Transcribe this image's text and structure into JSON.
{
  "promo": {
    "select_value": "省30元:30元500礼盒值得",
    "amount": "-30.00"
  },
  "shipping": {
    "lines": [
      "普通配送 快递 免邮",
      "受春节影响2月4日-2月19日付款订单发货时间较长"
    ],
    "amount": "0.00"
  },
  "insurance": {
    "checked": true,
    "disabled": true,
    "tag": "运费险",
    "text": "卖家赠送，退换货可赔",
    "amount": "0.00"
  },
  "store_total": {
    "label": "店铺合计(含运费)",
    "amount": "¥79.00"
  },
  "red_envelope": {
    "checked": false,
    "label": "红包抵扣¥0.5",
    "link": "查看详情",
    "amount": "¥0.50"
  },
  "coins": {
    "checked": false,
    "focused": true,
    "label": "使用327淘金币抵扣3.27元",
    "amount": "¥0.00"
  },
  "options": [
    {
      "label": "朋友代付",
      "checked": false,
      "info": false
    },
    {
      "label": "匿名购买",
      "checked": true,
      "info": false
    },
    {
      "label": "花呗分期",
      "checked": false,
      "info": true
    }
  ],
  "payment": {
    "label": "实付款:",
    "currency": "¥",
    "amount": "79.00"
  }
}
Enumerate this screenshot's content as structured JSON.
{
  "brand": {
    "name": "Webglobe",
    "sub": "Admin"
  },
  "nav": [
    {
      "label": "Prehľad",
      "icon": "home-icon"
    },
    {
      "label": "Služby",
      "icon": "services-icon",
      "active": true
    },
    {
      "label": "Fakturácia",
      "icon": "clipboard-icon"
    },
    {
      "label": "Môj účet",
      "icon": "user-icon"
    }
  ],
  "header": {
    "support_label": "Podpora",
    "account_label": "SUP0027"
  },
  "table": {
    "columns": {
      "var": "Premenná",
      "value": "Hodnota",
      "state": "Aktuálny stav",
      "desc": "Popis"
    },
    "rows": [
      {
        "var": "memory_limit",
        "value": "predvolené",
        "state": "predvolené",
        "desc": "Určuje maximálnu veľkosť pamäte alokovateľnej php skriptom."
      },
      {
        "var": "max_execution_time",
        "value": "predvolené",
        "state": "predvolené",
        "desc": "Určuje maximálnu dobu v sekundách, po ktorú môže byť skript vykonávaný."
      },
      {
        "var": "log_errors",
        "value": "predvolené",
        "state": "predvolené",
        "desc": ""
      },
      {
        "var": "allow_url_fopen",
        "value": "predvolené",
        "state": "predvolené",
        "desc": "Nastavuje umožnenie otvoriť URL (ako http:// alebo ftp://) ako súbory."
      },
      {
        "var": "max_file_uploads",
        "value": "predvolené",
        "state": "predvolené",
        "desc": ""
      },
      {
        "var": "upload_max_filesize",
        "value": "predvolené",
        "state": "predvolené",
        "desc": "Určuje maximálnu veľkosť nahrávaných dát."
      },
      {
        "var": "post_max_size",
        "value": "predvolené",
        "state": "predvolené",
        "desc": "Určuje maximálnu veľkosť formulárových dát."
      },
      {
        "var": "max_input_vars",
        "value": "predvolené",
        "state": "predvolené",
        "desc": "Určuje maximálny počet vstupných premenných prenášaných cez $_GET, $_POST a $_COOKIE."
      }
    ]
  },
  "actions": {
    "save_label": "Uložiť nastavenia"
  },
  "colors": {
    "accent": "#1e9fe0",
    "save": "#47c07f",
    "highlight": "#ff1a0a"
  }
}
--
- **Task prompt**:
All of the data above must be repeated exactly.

- **Final answer**:
Transcribe this image's text and structure into JSON.
{
  "promo": {
    "select_value": "省30元:30元500礼盒值得",
    "amount": "-30.00"
  },
  "shipping": {
    "lines": [
      "普通配送 快递 免邮",
      "受春节影响2月4日-2月19日付款订单发货时间较长"
    ],
    "amount": "0.00"
  },
  "insurance": {
    "checked": true,
    "disabled": true,
    "tag": "运费险",
    "text": "卖家赠送，退换货可赔",
    "amount": "0.00"
  },
  "store_total": {
    "label": "店铺合计(含运费)",
    "amount": "¥79.00"
  },
  "red_envelope": {
    "checked": false,
    "label": "红包抵扣¥0.5",
    "link": "查看详情",
    "amount": "¥0.50"
  },
  "coins": {
    "checked": false,
    "focused": true,
    "label": "使用327淘金币抵扣3.27元",
    "amount": "¥0.00"
  },
  "options": [
    {
      "label": "朋友代付",
      "checked": false,
      "info": false
    },
    {
      "label": "匿名购买",
      "checked": true,
      "info": false
    },
    {
      "label": "花呗分期",
      "checked": false,
      "info": true
    }
  ],
  "payment": {
    "label": "实付款:",
    "currency": "¥",
    "amount": "79.00"
  }
}
Enumerate this screenshot's content as structured JSON.
{
  "brand": {
    "name": "Webglobe",
    "sub": "Admin"
  },
  "nav": [
    {
      "label": "Prehľad",
      "icon": "home-icon"
    },
    {
      "label": "Služby",
      "icon": "services-icon",
      "active": true
    },
    {
      "label": "Fakturácia",
      "icon": "clipboard-icon"
    },
    {
      "label": "Môj účet",
      "icon": "user-icon"
    }
  ],
  "header": {
    "support_label": "Podpora",
    "account_label": "SUP0027"
  },
  "table": {
    "columns": {
      "var": "Premenná",
      "value": "Hodnota",
      "state": "Aktuálny stav",
      "desc": "Popis"
    },
    "rows": [
      {
        "var": "memory_limit",
        "value": "predvolené",
        "state": "predvolené",
        "desc": "Určuje maximálnu veľkosť pamäte alokovateľnej php skriptom."
      },
      {
        "var": "max_execution_time",
        "value": "predvolené",
        "state": "predvolené",
        "desc": "Určuje maximálnu dobu v sekundách, po ktorú môže byť skript vykonávaný."
      },
      {
        "var": "log_errors",
        "value": "predvolené",
        "state": "predvolené",
        "desc": ""
      },
      {
        "var": "allow_url_fopen",
        "value": "predvolené",
        "state": "predvolené",
        "desc": "Nastavuje umožnenie otvoriť URL (ako http:// alebo ftp://) ako súbory."
      },
      {
        "var": "max_file_uploads",
        "value": "predvolené",
        "state": "predvolené",
        "desc": ""
      },
      {
        "var": "upload_max_filesize",
        "value": "predvolené",
        "state": "predvolené",
        "desc": "Určuje maximálnu veľkosť nahrávaných dát."
      },
      {
        "var": "post_max_size",
        "value": "predvolené",
        "state": "predvolené",
        "desc": "Určuje maximálnu veľkosť formulárových dát."
      },
      {
        "var": "max_input_vars",
        "value": "predvolené",
        "state": "predvolené",
        "desc": "Určuje maximálny počet vstupných premenných prenášaných cez $_GET, $_POST a $_COOKIE."
      }
    ]
  },
  "actions": {
    "save_label": "Uložiť nastavenia"
  },
  "colors": {
    "accent": "#1e9fe0",
    "save": "#47c07f",
    "highlight": "#ff1a0a"
  }
}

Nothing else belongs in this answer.